Middle-period novels
Mr Sampath to Waiting for the Mahatma
in R.K. Narayan
Abstract only
Log-in for full text

You are not authenticated to view the full text of this chapter or article.

manchesterhive requires a subscription or purchase to access the full text of books or journals - to see content that you/your institution should have access to, please log in through your library system or with your personal username and password.

If you are authenticated and think you should have access to this title, please contact your librarian.

Non-subscribers can freely search the site, view abstracts/extracts and download selected front and end matter. 

Institutions can purchase access to individual titles; please contact manchesterhive@manchester.ac.uk for pricing options.

ACCESS TOKENS

If you have an access token for this content, you can redeem this via the link below:

Redeem token

Beginning with Mr Sampath: The Printer of Malgudi (1949) and culminating with The Painter of Signs (1976), the novels of R. K. Narayan's middle period represent his finest achievement.
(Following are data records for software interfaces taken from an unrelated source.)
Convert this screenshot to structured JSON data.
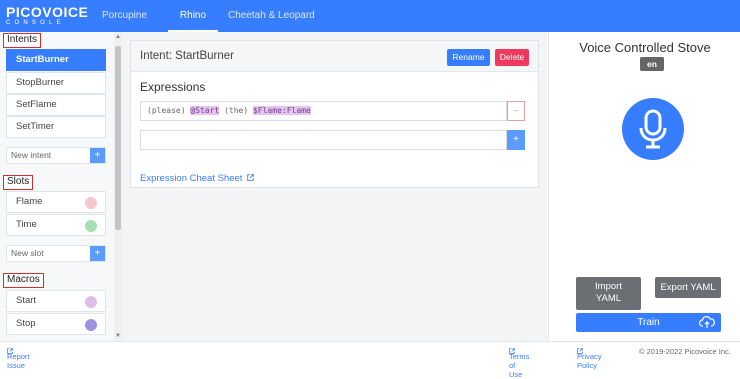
{
  "header": {
    "logo_main": "PICOVOICE",
    "logo_sub": "CONSOLE",
    "tabs": [
      {
        "label": "Porcupine",
        "active": false
      },
      {
        "label": "Rhino",
        "active": true
      },
      {
        "label": "Cheetah & Leopard",
        "active": false
      }
    ]
  },
  "sidebar": {
    "intents_title": "Intents",
    "intents": [
      "StartBurner",
      "StopBurner",
      "SetFlame",
      "SetTimer"
    ],
    "intents_active": "StartBurner",
    "new_intent_placeholder": "New intent",
    "slots_title": "Slots",
    "slots": [
      {
        "label": "Flame",
        "color": "#f7c6d3"
      },
      {
        "label": "Time",
        "color": "#a8dfb1"
      }
    ],
    "new_slot_placeholder": "New slot",
    "macros_title": "Macros",
    "macros": [
      {
        "label": "Start",
        "color": "#dcc0ea"
      },
      {
        "label": "Stop",
        "color": "#9d92e0"
      }
    ]
  },
  "intent_panel": {
    "title": "Intent: StartBurner",
    "rename_label": "Rename",
    "delete_label": "Delete",
    "expressions_label": "Expressions",
    "expression": {
      "part1": "(please) ",
      "macro": "@Start",
      "part2": " (the) ",
      "slot": "$Flame:Flame"
    },
    "remove_label": "–",
    "add_label": "+",
    "cheat_sheet_label": "Expression Cheat Sheet"
  },
  "context_panel": {
    "title": "Voice Controlled Stove",
    "language": "en",
    "import_label_line1": "Import",
    "import_label_line2": "YAML",
    "export_label": "Export YAML",
    "train_label": "Train"
  },
  "footer": {
    "report_issue": "Report Issue",
    "terms": "Terms of Use",
    "privacy": "Privacy Policy",
    "copyright": "© 2019-2022 Picovoice Inc."
  },
  "colors": {
    "brand": "#377dff",
    "delete": "#ef3a5d",
    "highlight_box": "#d32f2f"
  }
}
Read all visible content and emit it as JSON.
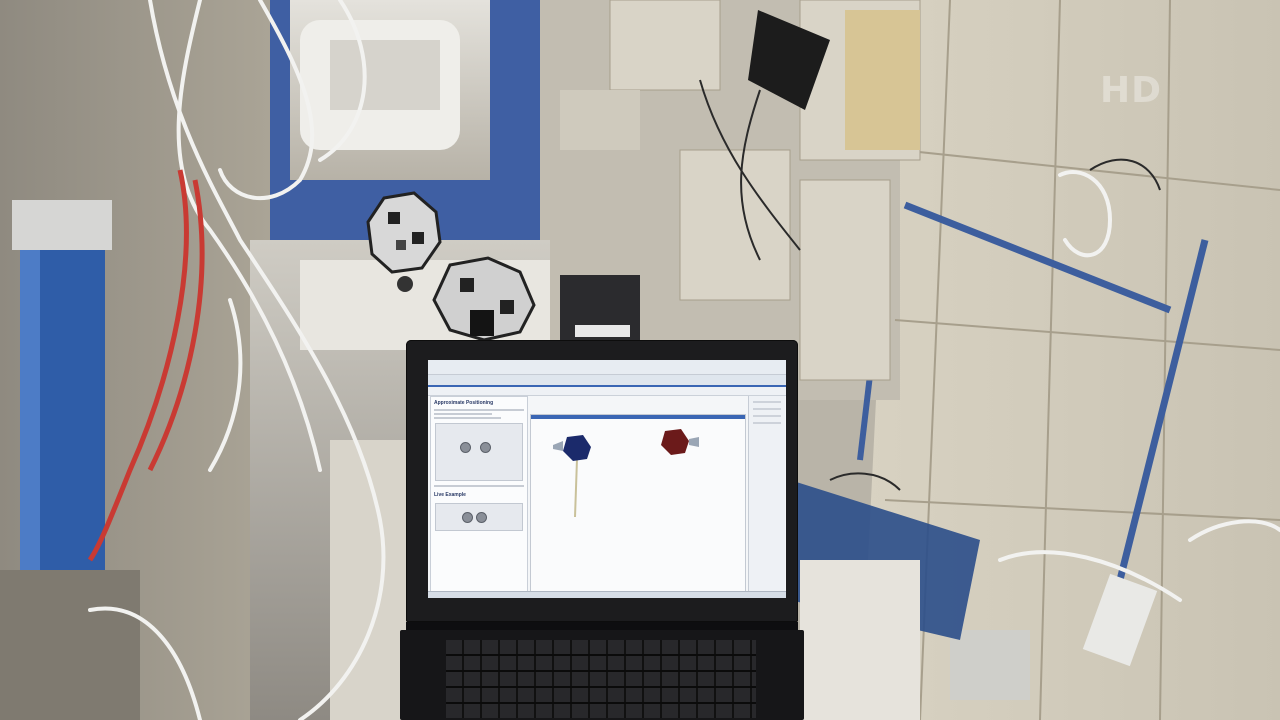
{
  "scene": {
    "description_label": "",
    "watermark_text": "HD"
  },
  "laptop": {
    "left_pane_heading": "Approximate Positioning",
    "left_pane_subheading": "Live Example",
    "colors": {
      "screen_bg": "#f4f6f8",
      "accent_blue": "#3a66b4",
      "satellite_blue": "#1b2a6b",
      "satellite_red": "#6b1a1a"
    }
  },
  "icons": [
    "satellite-blue-icon",
    "satellite-red-icon",
    "trajectory-line"
  ]
}
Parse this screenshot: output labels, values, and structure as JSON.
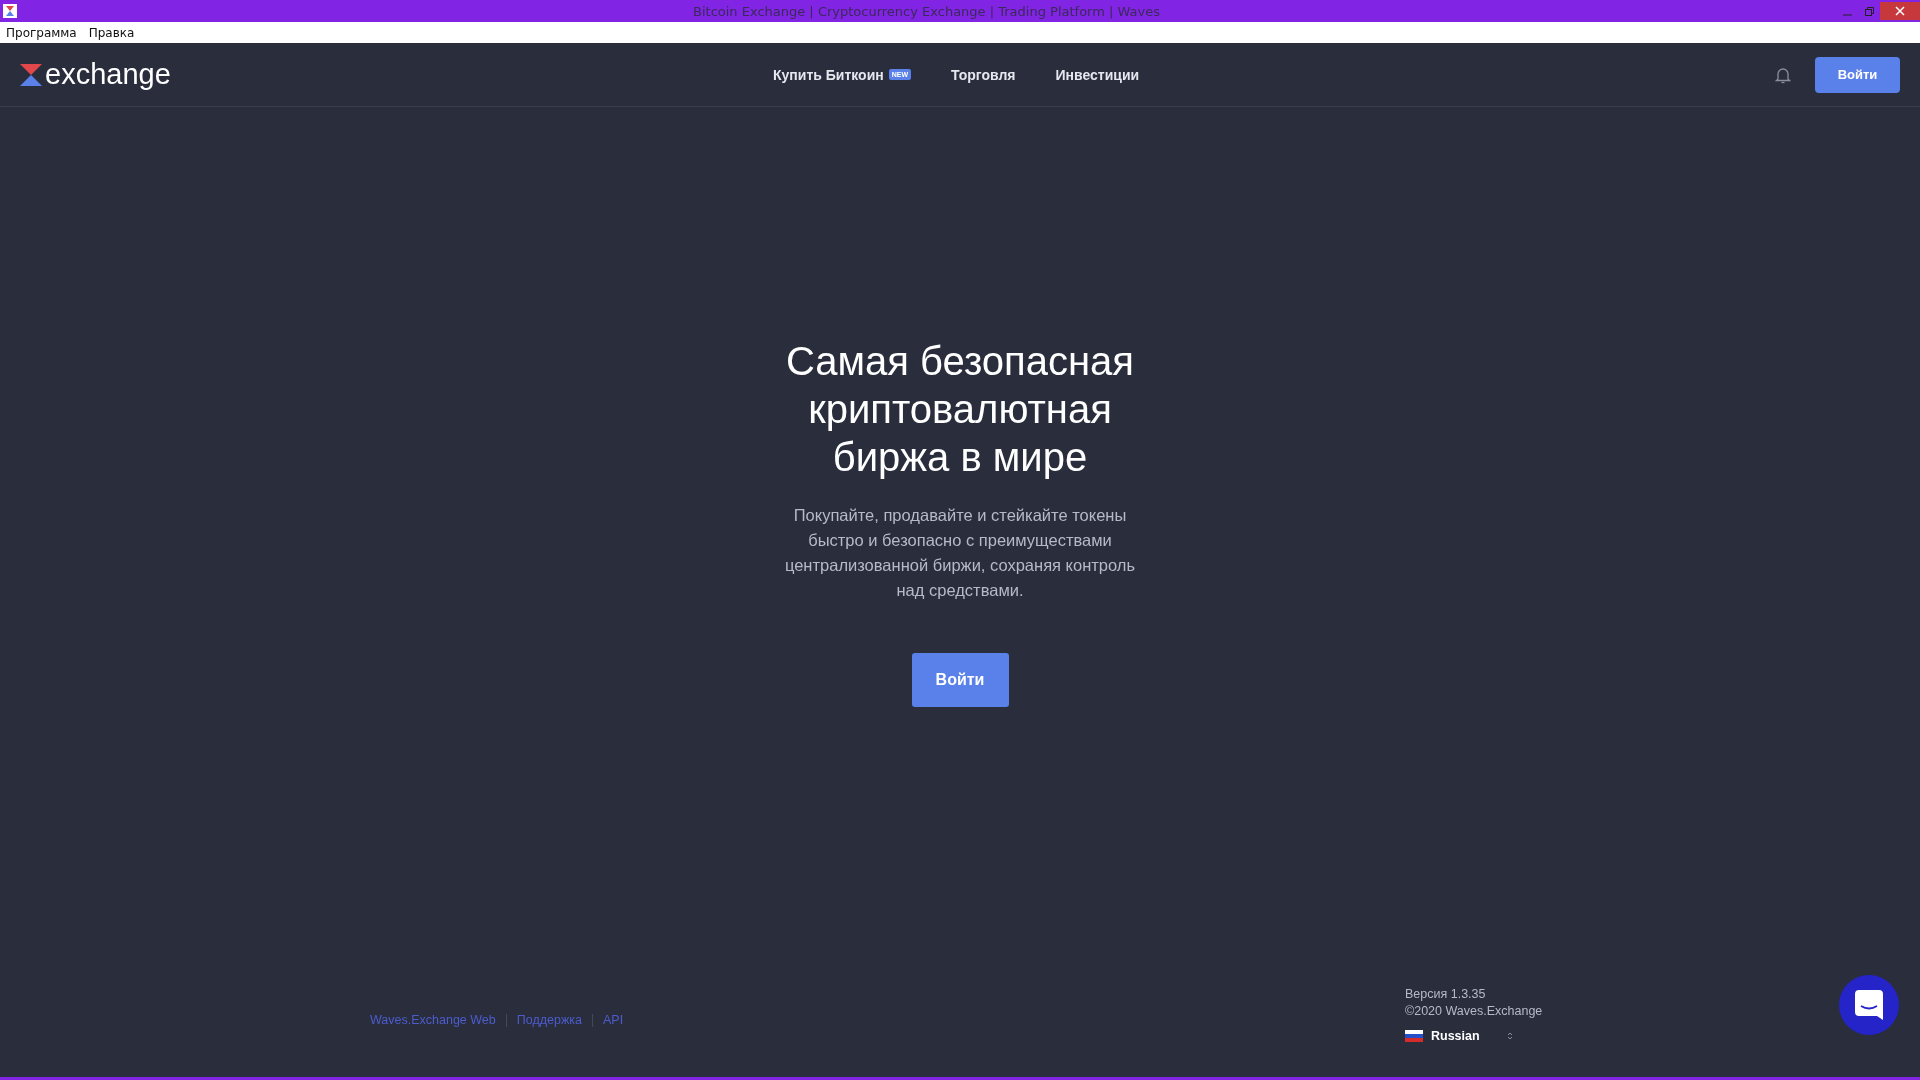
{
  "window": {
    "title": "Bitcoin Exchange | Cryptocurrency Exchange | Trading Platform | Waves"
  },
  "menu_bar": [
    "Программа",
    "Правка"
  ],
  "header": {
    "logo": "exchange",
    "nav": [
      {
        "label": "Купить Биткоин",
        "badge": "NEW"
      },
      {
        "label": "Торговля"
      },
      {
        "label": "Инвестиции"
      }
    ],
    "login": "Войти"
  },
  "hero": {
    "title": "Самая безопасная криптовалютная биржа в мире",
    "text": "Покупайте, продавайте и стейкайте токены быстро и безопасно с преимуществами централизованной биржи, сохраняя контроль над средствами.",
    "button": "Войти"
  },
  "footer": {
    "links": [
      "Waves.Exchange Web",
      "Поддержка",
      "API"
    ],
    "version": "Версия 1.3.35",
    "copyright": "©2020 Waves.Exchange",
    "language": "Russian"
  }
}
The protagonists of these novels are usually small businessmen in the second asrama of life, whose occupations are contemporary versions of the scribal and priestly roles traditionally undertaken by Tamil brahmins. Narayan's other works include The Guide (1958), Waiting for the Mahatma (1955), The Financial Expert (1952) and The Vendor of Sweets (1967). Though their particular subjects and angles of focalisation vary, the recurrent concern of the middle-period novels is an exploration of the conflicts that occur when seemingly settled Hindu values, usually personified by the protagonist, are challenged by the incursion of alien forces. These novels also demonstrate an investigative approach to the narrativisation of Malgudi.

Metrics

All Time Past Year Past 30 Days
Abstract Views 48 18 0
Full Text Views 17 4 0
PDF Downloads 15 2 0